Social Security benefits play a vital role in reducing poverty in every state, and they lift more Americans above the poverty line than any other program. Without Social Security, 22.1 million more Americans would be poor, according to analysis using the March 2018 Current Population Survey. Although most of those whom Social Security keeps out of poverty are elderly, 6.7 million are under age 65, including 1.1 million children. (See Table 1.) Social Security is particularly important for elderly women and people of color, who have fewer retirement resources outside of Social Security. Depending on their design, reductions in Social Security benefits could significantly increase poverty, particularly among the elderly.
Most people aged 65 and older receive the majority of their income from Social Security.
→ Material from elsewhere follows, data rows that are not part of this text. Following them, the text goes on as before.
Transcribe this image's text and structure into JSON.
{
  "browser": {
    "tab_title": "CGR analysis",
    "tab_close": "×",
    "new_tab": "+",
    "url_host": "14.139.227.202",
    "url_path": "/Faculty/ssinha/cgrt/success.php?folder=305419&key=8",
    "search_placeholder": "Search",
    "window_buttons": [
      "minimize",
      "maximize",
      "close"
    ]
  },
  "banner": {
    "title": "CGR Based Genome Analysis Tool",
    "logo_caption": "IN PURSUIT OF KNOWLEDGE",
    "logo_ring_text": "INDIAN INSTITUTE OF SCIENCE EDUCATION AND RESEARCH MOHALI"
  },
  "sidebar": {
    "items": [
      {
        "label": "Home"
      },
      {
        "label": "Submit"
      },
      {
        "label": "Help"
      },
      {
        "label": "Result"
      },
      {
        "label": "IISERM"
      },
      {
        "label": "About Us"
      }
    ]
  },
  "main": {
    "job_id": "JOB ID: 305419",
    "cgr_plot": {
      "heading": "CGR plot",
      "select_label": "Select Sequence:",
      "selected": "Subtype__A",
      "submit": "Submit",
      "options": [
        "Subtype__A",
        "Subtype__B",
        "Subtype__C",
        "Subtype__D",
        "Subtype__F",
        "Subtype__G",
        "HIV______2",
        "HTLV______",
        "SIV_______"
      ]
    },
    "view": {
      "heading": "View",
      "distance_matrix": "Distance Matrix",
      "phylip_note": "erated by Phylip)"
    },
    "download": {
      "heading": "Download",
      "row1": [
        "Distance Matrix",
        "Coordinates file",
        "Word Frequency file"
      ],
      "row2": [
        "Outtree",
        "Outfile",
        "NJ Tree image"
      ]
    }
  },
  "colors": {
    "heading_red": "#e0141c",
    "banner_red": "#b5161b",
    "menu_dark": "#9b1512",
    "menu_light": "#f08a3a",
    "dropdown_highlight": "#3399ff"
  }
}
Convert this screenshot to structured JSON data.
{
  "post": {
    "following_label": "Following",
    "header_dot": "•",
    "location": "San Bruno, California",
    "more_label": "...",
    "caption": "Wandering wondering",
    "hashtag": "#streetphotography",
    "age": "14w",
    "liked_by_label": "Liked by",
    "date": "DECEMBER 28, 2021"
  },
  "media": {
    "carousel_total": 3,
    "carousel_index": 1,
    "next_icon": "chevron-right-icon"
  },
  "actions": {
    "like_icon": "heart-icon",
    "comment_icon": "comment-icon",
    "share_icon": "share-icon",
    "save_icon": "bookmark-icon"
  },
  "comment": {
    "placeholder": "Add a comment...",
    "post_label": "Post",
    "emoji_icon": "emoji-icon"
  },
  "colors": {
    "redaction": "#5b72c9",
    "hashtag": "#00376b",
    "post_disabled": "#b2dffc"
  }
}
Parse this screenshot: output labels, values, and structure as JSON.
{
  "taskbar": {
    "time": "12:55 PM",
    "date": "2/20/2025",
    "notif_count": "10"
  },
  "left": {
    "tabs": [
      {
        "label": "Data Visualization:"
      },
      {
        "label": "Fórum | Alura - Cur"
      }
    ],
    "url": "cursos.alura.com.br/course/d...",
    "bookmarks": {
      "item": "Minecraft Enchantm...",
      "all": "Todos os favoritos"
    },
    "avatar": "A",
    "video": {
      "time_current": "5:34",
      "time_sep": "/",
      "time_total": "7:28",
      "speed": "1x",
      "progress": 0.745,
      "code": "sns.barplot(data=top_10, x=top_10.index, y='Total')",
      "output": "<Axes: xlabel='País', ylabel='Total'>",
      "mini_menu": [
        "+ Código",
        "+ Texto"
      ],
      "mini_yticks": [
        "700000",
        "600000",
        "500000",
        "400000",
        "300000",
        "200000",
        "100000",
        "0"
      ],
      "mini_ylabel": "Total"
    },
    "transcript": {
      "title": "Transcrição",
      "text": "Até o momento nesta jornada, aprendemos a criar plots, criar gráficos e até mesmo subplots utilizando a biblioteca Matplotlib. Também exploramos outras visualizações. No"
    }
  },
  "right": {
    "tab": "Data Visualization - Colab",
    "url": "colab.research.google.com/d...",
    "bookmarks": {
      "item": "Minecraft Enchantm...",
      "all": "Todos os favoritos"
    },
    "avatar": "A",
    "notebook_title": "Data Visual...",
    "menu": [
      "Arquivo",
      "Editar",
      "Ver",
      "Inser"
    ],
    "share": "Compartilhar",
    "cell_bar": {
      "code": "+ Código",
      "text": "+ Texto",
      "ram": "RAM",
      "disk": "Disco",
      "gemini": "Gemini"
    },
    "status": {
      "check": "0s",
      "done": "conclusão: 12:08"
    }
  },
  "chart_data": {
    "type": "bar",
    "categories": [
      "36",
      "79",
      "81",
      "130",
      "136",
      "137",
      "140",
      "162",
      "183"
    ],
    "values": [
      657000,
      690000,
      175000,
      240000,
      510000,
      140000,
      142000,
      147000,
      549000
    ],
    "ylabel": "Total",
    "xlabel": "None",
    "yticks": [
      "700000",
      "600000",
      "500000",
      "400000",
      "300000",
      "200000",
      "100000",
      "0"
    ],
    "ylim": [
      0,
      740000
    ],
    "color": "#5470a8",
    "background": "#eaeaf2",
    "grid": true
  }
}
Without Social Security benefits, 39.2 percent of elderly Americans would have incomes below the official poverty line, all else being equal; with Social Security benefits, only 9.2 percent do. (See Figure 1.) These benefits lift 15.3 million elderly Americans above the poverty line, these estimates show.
– Center on Budget and Policy Priorities